HUMAN KINDNESS IS OVERFLOWING for Clarinet, Percussion, Piano, Electric Guitar, Cello, and Double Bass
(Score in C)

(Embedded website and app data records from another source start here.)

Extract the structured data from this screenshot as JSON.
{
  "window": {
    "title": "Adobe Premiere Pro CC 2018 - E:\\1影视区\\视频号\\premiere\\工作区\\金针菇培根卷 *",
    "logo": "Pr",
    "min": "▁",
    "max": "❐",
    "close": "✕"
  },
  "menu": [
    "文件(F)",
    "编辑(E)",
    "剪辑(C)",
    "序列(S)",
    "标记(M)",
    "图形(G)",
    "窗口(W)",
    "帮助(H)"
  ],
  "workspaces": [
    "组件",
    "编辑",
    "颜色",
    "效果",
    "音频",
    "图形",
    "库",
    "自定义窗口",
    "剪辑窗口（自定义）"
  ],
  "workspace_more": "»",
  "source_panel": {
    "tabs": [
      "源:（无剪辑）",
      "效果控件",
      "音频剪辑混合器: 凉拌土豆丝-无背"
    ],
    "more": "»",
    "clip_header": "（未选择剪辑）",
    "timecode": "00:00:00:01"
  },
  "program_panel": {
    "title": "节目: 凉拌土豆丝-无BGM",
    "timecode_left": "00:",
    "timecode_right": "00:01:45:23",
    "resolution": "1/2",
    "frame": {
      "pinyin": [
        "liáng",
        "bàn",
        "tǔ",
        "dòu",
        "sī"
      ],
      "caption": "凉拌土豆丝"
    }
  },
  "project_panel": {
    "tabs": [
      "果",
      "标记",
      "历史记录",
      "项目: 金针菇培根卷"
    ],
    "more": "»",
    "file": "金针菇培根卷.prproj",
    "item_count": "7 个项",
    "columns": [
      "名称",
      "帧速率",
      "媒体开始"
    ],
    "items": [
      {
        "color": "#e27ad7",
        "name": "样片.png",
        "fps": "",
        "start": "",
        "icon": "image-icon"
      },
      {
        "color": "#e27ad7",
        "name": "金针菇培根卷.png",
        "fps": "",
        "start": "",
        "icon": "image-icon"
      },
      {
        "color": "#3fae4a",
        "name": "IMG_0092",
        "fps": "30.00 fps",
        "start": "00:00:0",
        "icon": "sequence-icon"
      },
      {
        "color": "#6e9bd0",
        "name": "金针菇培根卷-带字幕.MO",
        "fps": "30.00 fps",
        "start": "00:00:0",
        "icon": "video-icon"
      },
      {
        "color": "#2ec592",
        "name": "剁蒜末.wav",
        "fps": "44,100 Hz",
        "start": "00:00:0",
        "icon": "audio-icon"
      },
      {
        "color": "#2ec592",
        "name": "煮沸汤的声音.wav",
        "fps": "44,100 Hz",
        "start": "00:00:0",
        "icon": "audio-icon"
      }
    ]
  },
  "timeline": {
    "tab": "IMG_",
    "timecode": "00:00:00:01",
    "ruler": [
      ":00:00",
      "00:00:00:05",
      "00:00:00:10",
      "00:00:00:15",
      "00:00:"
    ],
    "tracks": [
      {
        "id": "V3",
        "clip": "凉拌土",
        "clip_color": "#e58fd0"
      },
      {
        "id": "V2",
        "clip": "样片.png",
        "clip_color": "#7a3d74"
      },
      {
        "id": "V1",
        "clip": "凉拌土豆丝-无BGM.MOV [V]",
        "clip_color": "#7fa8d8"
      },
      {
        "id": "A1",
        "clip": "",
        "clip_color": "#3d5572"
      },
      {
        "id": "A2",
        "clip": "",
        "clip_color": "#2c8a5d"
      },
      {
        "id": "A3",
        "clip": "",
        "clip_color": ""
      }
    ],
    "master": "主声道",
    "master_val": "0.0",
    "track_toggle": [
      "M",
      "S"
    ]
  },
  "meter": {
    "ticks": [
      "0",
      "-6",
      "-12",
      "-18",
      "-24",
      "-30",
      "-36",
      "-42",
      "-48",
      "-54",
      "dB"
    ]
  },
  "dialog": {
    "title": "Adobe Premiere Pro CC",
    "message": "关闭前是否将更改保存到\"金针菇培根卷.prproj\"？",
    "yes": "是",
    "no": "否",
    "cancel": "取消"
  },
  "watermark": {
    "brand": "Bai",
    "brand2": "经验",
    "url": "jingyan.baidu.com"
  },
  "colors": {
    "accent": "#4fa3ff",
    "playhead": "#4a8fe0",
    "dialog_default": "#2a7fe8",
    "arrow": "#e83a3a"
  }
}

Instrumentation Bb Clarinet Percussion (Vibraphone, glockenspiel, triangle) Piano Electric Guitar (Pedals: volume, reverb) Cello Double Bass Duration: 7 minutes Program Note On a warm Saturday night in early May, just as I was beginning work on what would eventually become this piece, my friend went out to a club alone. His drink was spiked, and he was robbed, raped, and left in an elevator—nearly blind without his glasses, which had either fallen of or been taken from him—more than three miles from where he started. My friend was foreign, here on an extended vacation, and so responsibility for his afairs—involving the police, the hospital, and the day-to-day need to care for him and not leave him alone—fell to me and to his one other friend in New York, Andrew. I was in my last week of fnals before graduating from Juilliard, and so Andrew and I took shifts keeping him company, handling as much of the paperwork as we could so that he wouldn't have to, and simply making sure he ate. Whenever I wasn't completing a fnal project or in an exam, I was with him. For one week, every decision I made was made around what was best for him. It is the closest I have come to feeling the love that, I imagine, a parent feels for a child. Countless people were so kind to him: breaking through red tape to get him a free hotel room near his country's consulate, fying his older brother from overseas (and fying both of them home, frst class), giving him box upon box of free samples of contact lenses so he wouldn't have to pay for new glasses, even giving him the option of back-ofce duty at work until he felt up to dealing with clients again. If there was to be any comfort then, the incredible kindness of those strangers—and of Andrew, who was a saint—was it. And then he was taken home, and I had to stay here and write this piece. What followed his departure was the worst writer's block I have ever experienced. All I wanted to do was sit in my mother's company and grieve for the horrible things that had happened to people close to me this year. I had written another piece, You Are Alive, for a friend whose fancée was murdered in the Fall of 2009, but I knew I just didn't have another piece like that in me. I was emotionally and creatively exhausted. And so I wrote this piece about that. I wanted to build a safe space where I could both mourn the horrors I had seen and praise the great kindnesses I had witnessed, without having to choose between the two. An allusion to Mahler toward the end of the piece is my expression of gratitude to the composer who, more than any other, has always guided me through difcult times. I was also listening, on loop, to a great Randy Newman song whose refrain—“human kindness is overfowing / and I think it's going to rain today”—tinged with ambivalence and even a little sarcasm, somehow said it all.